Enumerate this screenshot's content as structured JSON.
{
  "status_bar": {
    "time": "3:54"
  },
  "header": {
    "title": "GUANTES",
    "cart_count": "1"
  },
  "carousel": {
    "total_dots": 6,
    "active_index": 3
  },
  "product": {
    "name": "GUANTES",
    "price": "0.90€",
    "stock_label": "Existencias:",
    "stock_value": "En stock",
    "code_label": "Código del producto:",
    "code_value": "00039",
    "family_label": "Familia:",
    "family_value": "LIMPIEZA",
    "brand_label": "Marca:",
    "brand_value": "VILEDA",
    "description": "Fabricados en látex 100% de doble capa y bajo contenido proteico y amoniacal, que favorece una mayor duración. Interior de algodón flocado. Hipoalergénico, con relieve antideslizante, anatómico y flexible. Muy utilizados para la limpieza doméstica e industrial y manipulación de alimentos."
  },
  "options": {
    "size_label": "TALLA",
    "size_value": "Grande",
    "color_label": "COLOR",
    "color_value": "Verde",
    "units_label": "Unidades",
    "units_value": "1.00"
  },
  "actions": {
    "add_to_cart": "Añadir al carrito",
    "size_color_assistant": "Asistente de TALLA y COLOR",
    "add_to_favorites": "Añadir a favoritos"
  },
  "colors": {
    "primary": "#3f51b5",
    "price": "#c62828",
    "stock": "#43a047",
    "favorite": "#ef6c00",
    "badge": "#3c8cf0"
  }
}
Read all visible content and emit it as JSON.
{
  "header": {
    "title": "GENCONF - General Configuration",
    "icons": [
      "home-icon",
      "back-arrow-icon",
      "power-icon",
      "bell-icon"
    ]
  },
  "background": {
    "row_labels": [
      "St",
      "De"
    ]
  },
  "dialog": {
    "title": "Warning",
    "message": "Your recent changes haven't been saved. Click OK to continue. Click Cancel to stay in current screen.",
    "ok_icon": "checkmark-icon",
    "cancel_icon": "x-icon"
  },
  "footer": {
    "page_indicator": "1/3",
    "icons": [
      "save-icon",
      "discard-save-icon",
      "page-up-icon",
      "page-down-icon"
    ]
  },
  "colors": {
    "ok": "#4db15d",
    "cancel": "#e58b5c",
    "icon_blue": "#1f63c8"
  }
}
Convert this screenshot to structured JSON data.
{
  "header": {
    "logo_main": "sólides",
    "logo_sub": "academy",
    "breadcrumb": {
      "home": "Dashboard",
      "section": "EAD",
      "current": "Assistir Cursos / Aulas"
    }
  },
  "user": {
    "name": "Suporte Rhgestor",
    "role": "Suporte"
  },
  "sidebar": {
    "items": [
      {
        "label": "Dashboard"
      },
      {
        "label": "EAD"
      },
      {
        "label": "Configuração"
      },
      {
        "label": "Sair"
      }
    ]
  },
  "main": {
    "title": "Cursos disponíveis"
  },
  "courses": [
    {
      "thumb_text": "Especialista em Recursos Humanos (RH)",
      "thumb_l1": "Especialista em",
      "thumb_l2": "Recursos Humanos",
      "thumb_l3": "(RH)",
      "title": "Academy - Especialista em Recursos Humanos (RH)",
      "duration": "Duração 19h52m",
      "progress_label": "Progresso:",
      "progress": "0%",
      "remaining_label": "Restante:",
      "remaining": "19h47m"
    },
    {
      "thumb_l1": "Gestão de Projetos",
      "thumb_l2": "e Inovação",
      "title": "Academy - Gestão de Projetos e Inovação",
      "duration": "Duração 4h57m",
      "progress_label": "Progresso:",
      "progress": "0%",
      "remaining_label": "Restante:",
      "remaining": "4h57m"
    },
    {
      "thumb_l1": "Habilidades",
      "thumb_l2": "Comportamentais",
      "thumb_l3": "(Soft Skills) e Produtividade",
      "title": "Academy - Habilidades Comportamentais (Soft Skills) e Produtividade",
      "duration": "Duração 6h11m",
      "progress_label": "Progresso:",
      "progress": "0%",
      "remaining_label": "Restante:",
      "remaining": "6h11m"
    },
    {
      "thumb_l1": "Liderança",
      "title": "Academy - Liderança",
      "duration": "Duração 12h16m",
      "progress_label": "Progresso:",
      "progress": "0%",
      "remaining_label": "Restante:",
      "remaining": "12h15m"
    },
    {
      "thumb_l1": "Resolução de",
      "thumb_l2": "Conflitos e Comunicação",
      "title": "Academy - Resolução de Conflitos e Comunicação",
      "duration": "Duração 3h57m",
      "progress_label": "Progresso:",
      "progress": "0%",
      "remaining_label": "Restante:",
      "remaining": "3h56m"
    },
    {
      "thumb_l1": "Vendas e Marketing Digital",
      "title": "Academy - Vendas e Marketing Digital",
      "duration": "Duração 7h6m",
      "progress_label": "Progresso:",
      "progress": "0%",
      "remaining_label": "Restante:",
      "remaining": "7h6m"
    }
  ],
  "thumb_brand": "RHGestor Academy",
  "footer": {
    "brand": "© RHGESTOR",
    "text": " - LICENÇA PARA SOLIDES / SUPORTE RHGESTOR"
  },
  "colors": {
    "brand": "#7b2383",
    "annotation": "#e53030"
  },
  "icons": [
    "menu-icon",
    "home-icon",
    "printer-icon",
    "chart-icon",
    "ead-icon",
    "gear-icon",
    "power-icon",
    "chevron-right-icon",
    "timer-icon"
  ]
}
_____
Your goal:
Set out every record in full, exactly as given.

Result of this exercise:
Enumerate this screenshot's content as structured JSON.
{
  "status_bar": {
    "time": "3:54"
  },
  "header": {
    "title": "GUANTES",
    "cart_count": "1"
  },
  "carousel": {
    "total_dots": 6,
    "active_index": 3
  },
  "product": {
    "name": "GUANTES",
    "price": "0.90€",
    "stock_label": "Existencias:",
    "stock_value": "En stock",
    "code_label": "Código del producto:",
    "code_value": "00039",
    "family_label": "Familia:",
    "family_value": "LIMPIEZA",
    "brand_label": "Marca:",
    "brand_value": "VILEDA",
    "description": "Fabricados en látex 100% de doble capa y bajo contenido proteico y amoniacal, que favorece una mayor duración. Interior de algodón flocado. Hipoalergénico, con relieve antideslizante, anatómico y flexible. Muy utilizados para la limpieza doméstica e industrial y manipulación de alimentos."
  },
  "options": {
    "size_label": "TALLA",
    "size_value": "Grande",
    "color_label": "COLOR",
    "color_value": "Verde",
    "units_label": "Unidades",
    "units_value": "1.00"
  },
  "actions": {
    "add_to_cart": "Añadir al carrito",
    "size_color_assistant": "Asistente de TALLA y COLOR",
    "add_to_favorites": "Añadir a favoritos"
  },
  "colors": {
    "primary": "#3f51b5",
    "price": "#c62828",
    "stock": "#43a047",
    "favorite": "#ef6c00",
    "badge": "#3c8cf0"
  }
}
Read all visible content and emit it as JSON.
{
  "header": {
    "title": "GENCONF - General Configuration",
    "icons": [
      "home-icon",
      "back-arrow-icon",
      "power-icon",
      "bell-icon"
    ]
  },
  "background": {
    "row_labels": [
      "St",
      "De"
    ]
  },
  "dialog": {
    "title": "Warning",
    "message": "Your recent changes haven't been saved. Click OK to continue. Click Cancel to stay in current screen.",
    "ok_icon": "checkmark-icon",
    "cancel_icon": "x-icon"
  },
  "footer": {
    "page_indicator": "1/3",
    "icons": [
      "save-icon",
      "discard-save-icon",
      "page-up-icon",
      "page-down-icon"
    ]
  },
  "colors": {
    "ok": "#4db15d",
    "cancel": "#e58b5c",
    "icon_blue": "#1f63c8"
  }
}
Convert this screenshot to structured JSON data.
{
  "header": {
    "logo_main": "sólides",
    "logo_sub": "academy",
    "breadcrumb": {
      "home": "Dashboard",
      "section": "EAD",
      "current": "Assistir Cursos / Aulas"
    }
  },
  "user": {
    "name": "Suporte Rhgestor",
    "role": "Suporte"
  },
  "sidebar": {
    "items": [
      {
        "label": "Dashboard"
      },
      {
        "label": "EAD"
      },
      {
        "label": "Configuração"
      },
      {
        "label": "Sair"
      }
    ]
  },
  "main": {
    "title": "Cursos disponíveis"
  },
  "courses": [
    {
      "thumb_text": "Especialista em Recursos Humanos (RH)",
      "thumb_l1": "Especialista em",
      "thumb_l2": "Recursos Humanos",
      "thumb_l3": "(RH)",
      "title": "Academy - Especialista em Recursos Humanos (RH)",
      "duration": "Duração 19h52m",
      "progress_label": "Progresso:",
      "progress": "0%",
      "remaining_label": "Restante:",
      "remaining": "19h47m"
    },
    {
      "thumb_l1": "Gestão de Projetos",
      "thumb_l2": "e Inovação",
      "title": "Academy - Gestão de Projetos e Inovação",
      "duration": "Duração 4h57m",
      "progress_label": "Progresso:",
      "progress": "0%",
      "remaining_label": "Restante:",
      "remaining": "4h57m"
    },
    {
      "thumb_l1": "Habilidades",
      "thumb_l2": "Comportamentais",
      "thumb_l3": "(Soft Skills) e Produtividade",
      "title": "Academy - Habilidades Comportamentais (Soft Skills) e Produtividade",
      "duration": "Duração 6h11m",
      "progress_label": "Progresso:",
      "progress": "0%",
      "remaining_label": "Restante:",
      "remaining": "6h11m"
    },
    {
      "thumb_l1": "Liderança",
      "title": "Academy - Liderança",
      "duration": "Duração 12h16m",
      "progress_label": "Progresso:",
      "progress": "0%",
      "remaining_label": "Restante:",
      "remaining": "12h15m"
    },
    {
      "thumb_l1": "Resolução de",
      "thumb_l2": "Conflitos e Comunicação",
      "title": "Academy - Resolução de Conflitos e Comunicação",
      "duration": "Duração 3h57m",
      "progress_label": "Progresso:",
      "progress": "0%",
      "remaining_label": "Restante:",
      "remaining": "3h56m"
    },
    {
      "thumb_l1": "Vendas e Marketing Digital",
      "title": "Academy - Vendas e Marketing Digital",
      "duration": "Duração 7h6m",
      "progress_label": "Progresso:",
      "progress": "0%",
      "remaining_label": "Restante:",
      "remaining": "7h6m"
    }
  ],
  "thumb_brand": "RHGestor Academy",
  "footer": {
    "brand": "© RHGESTOR",
    "text": " - LICENÇA PARA SOLIDES / SUPORTE RHGESTOR"
  },
  "colors": {
    "brand": "#7b2383",
    "annotation": "#e53030"
  },
  "icons": [
    "menu-icon",
    "home-icon",
    "printer-icon",
    "chart-icon",
    "ead-icon",
    "gear-icon",
    "power-icon",
    "chevron-right-icon",
    "timer-icon"
  ]
}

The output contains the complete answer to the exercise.